(Excerpts from an interface dataset)
◆ ◆ ◆ ◆

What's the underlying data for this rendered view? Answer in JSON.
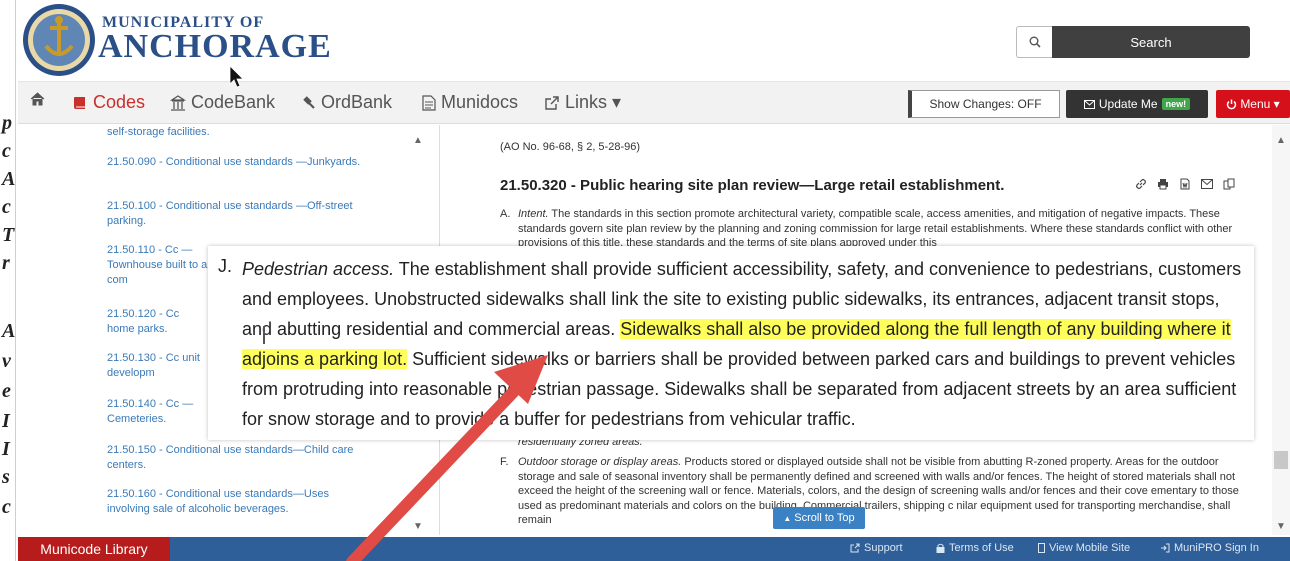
{
  "header": {
    "brand_small": "MUNICIPALITY OF",
    "brand_big": "ANCHORAGE",
    "search_label": "Search"
  },
  "nav": {
    "items": [
      {
        "label": "",
        "icon": "home-icon"
      },
      {
        "label": "Codes",
        "icon": "book-icon"
      },
      {
        "label": "CodeBank",
        "icon": "building-icon"
      },
      {
        "label": "OrdBank",
        "icon": "gavel-icon"
      },
      {
        "label": "Munidocs",
        "icon": "document-icon"
      },
      {
        "label": "Links ▾",
        "icon": "external-link-icon"
      }
    ],
    "show_changes": "Show Changes: OFF",
    "update_me": "Update Me",
    "new_badge": "new!",
    "menu": "Menu ▾"
  },
  "toc": {
    "items": [
      {
        "label": "self-storage facilities."
      },
      {
        "label": "21.50.090 - Conditional use standards —Junkyards."
      },
      {
        "label": "21.50.100 - Conditional use standards —Off-street parking."
      },
      {
        "label": "21.50.110 - Cc —Townhouse built to a com"
      },
      {
        "label": "21.50.120 - Cc home parks."
      },
      {
        "label": "21.50.130 - Cc unit developm"
      },
      {
        "label": "21.50.140 - Cc —Cemeteries."
      },
      {
        "label": "21.50.150 - Conditional use standards—Child care centers."
      },
      {
        "label": "21.50.160 - Conditional use standards—Uses involving sale of alcoholic beverages."
      }
    ]
  },
  "content": {
    "reference": "(AO No. 96-68, § 2, 5-28-96)",
    "section_title": "21.50.320 - Public hearing site plan review—Large retail establishment.",
    "para_a_letter": "A.",
    "para_a_lead": "Intent.",
    "para_a_text": " The standards in this section promote architectural variety, compatible scale, access amenities, and mitigation of negative impacts. These standards govern site plan review by the planning and zoning commission for large retail establishments. Where these standards conflict with other provisions of this title, these standards and the terms of site plans approved under this",
    "para_e_tail": "residentially zoned areas.",
    "para_f_letter": "F.",
    "para_f_lead": "Outdoor storage or display areas.",
    "para_f_text": " Products stored or displayed outside shall not be visible from abutting R-zoned property. Areas for the outdoor storage and sale of seasonal inventory shall be permanently defined and screened with walls and/or fences. The height of stored materials shall not exceed the height of the screening wall or fence. Materials, colors, and the design of screening walls and/or fences and their cove          ementary to those used as predominant materials and colors on the building. Commercial trailers, shipping c          nilar equipment used for transporting merchandise, shall remain"
  },
  "zoom": {
    "letter": "J.",
    "lead": "Pedestrian access.",
    "text_before": " The establishment shall provide sufficient accessibility, safety, and convenience to pedestrians, customers and employees. Unobstructed sidewalks shall link the site to existing public sidewalks, its entrances, adjacent transit stops, and abutting residential and commercial areas. ",
    "highlight": "Sidewalks shall also be provided along the full length of any building where it adjoins a parking lot.",
    "text_after": " Sufficient sidewalks or barriers shall be provided between parked cars and buildings to prevent vehicles from protruding into reasonable pedestrian passage. Sidewalks shall be separated from adjacent streets by an area sufficient for snow storage and to provide a buffer for pedestrians from vehicular traffic."
  },
  "scroll_to_top": "Scroll to Top",
  "footer": {
    "brand": "Municode Library",
    "links": [
      "Support",
      "Terms of Use",
      "View Mobile Site",
      "MuniPRO Sign In"
    ]
  },
  "colors": {
    "brand_blue": "#2b4f87",
    "accent_red": "#c9302c",
    "menu_red": "#d6101a",
    "footer_blue": "#2e5f98",
    "footer_brand_red": "#b71c1c",
    "highlight_yellow": "#ffff5c",
    "annotation_arrow": "#e04b45"
  }
}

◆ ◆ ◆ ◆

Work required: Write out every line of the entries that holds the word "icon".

Written answer:
        "icon": "home-icon"
        "icon": "book-icon"
        "icon": "building-icon"
        "icon": "gavel-icon"
        "icon": "document-icon"
        "icon": "external-link-icon"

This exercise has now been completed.